A 2014 National Mission on Micro Irrigation (NMMI) impact evaluation study (goo.gl/LjupbK) in 13 states found that use of micro-irrigation technologies lowered electricity consumption 31% and fertiliser consumption about 28%, and increased average productivity of fruit 42% and of vegetables 52%. Another study showed a 45% increase in the yield of wheat, a 20% increase in the yield of a gram and a 40% increase in the yield of soybean for farmers adopting micro-irrigation, at the same time increasing water efficiency and lowering fertiliser use.
Instead of asking for loan waivers, farmers and their organisations should shift to technologies that result in efficient use of these loans.The freebies have cost Indian agriculture dearly and deprived farmers of modernisation and economic security. They should reject the political system that creates these freebies and opts for modernising agriculture.
Farming is not about the piece of land which farmers till. It is beyond that and beyond irrigation, electricity and farming technologies. It is also about road connectivity, good health, good education systems, accessible banking systems and two-way communication between government and farmers. The current government is working on all the issues simultaneously.
Only if some of the ministers could spend less time with film stars and missionaries to understand agricultural issues, spend less time to sing & dance to solve water issues and berating Hindu rituals and festivals, this situation of farmers marching to Mumbai would not have arisen!
- Sandeep Singh
Farmers are most welcome to Mumbai, it belongs to them as it is to any other Indian. Only wish they don’t come taking so much trouble to agitate, that too misguided by the communists. Communists killed the textile mills of Maharashtra now they are out to kill its agriculture.
Am sure State government will look into their issues, explain their position and the meeting will end in a win-win situation for both. The farmers should go back happy with a view of Marine Drive and have at least one plate each of Pav Bhajji and Missal Pav and not falls into the trap of communists.
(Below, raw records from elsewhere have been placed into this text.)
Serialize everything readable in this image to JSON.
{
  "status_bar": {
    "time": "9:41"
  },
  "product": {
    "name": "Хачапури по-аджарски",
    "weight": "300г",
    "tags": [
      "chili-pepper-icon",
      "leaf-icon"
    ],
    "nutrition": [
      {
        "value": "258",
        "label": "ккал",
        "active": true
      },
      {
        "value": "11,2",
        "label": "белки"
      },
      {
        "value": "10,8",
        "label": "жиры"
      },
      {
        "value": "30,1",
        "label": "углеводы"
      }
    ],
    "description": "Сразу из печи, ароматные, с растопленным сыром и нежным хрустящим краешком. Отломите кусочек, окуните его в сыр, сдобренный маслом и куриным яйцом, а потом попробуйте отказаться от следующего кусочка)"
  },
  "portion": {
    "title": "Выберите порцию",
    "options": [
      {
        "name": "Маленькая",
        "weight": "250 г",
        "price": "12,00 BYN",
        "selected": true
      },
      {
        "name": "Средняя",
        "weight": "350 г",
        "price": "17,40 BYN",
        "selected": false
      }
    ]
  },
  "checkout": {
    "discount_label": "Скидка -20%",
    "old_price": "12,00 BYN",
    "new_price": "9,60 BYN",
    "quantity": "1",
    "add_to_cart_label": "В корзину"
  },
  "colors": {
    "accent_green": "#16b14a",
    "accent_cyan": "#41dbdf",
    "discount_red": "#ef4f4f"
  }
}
Article by Mr Sandeep Singh @communalsandeep
Disclaimer: The views and opinions expressed in this article are those of the author's and do not necessarily reflect the official policy or position of NewsBharati.